Come on, Equifax, you're killing us here. We were already positively dumbfounded when Equifax reported that a security breach resulted in the personal information of over 140 million Americans -- including social security numbers – has been stolen via a website security vulnerability. What was even more unfathomable is that the attack went undetected for months, and that it took a few more months for Equifax to disclose the magnitude of the breach.

Now we're learning that Equifax has done it again. Just when we thought we couldn’t think any less of the company, Randy Abrams, an independent security analyst, discovered that the Equifax website has been hacked again. When visiting the Equifax website to inquire about some rather fishy information that showed up on his credit report, Abrams' browser was redirected to a malicious website that offered to update his version of Adobe Flash Player (which is a much-hated piece of software in its own right).

fake adobe flash equifax

That's a rather odd "offer" from Equifax, and as it turns out, the website wasn’t offering legit downloads of Flash. Instead, it had been compromised in an effort to spread Adware.Eorezo crapware. According to Ars Technica, Abrams' was able to reproduce this behavior on two subsequent trips to the Equifax website.

To see a video of the malware campaign in action, check out the site below:

It's unclear how Equifax was breached with this latest blunder -- hackers could have actually penetrated the website (again) or the site's advertising network could have been compromised. Regardless of HOW it happened, it's still yet another black mark against a company that has very little credibility left in the eyes of the American public.

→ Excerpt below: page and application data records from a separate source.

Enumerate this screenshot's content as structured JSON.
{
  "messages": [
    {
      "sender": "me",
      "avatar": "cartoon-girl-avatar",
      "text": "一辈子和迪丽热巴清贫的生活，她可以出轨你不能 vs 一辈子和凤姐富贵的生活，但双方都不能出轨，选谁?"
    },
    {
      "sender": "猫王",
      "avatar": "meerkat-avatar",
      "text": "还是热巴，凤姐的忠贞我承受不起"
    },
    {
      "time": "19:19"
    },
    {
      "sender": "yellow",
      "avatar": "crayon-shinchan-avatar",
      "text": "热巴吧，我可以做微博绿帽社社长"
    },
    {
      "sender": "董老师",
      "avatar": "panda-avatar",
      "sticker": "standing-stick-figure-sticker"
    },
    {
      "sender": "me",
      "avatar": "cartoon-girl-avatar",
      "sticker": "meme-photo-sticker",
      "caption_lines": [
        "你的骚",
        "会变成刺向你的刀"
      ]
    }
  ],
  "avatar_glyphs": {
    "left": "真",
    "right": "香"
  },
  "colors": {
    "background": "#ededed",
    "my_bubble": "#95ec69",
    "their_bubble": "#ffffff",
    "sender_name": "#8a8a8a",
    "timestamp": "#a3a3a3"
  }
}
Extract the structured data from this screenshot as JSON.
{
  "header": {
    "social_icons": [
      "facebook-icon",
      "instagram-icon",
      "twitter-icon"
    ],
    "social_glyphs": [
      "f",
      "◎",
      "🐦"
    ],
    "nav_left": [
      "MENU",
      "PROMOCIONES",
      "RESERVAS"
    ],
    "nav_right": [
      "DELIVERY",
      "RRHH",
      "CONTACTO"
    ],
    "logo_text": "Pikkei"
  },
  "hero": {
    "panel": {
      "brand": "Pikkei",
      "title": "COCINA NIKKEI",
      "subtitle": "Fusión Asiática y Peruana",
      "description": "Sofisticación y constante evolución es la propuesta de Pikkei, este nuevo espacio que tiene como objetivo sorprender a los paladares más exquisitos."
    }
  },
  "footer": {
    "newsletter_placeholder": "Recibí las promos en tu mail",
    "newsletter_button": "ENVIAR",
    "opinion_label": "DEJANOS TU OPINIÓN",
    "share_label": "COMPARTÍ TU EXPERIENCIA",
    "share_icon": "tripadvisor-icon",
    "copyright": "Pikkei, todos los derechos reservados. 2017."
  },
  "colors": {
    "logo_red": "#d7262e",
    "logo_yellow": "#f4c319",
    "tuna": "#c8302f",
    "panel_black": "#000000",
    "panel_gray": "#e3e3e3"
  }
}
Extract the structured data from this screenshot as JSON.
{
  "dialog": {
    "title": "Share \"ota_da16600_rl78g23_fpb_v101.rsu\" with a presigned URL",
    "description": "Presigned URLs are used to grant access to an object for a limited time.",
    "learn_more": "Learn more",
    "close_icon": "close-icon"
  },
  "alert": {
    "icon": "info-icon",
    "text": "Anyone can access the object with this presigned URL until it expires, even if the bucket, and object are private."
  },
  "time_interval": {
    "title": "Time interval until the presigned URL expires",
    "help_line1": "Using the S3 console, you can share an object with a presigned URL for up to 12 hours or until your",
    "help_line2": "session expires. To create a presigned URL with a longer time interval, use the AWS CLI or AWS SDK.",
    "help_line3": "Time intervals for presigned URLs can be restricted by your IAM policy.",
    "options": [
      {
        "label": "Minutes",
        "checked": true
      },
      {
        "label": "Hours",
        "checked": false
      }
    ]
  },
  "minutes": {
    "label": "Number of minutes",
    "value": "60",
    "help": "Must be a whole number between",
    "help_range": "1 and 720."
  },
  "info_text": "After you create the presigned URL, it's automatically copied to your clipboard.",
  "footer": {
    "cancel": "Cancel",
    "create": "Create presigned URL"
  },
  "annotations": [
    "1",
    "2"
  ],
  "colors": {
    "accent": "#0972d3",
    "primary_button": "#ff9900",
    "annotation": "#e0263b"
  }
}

Former Equifax CEO Richard Smith retired from the company last month following the disclosure of the initial data breach. He leapt to safety with a $90 million golden parachute.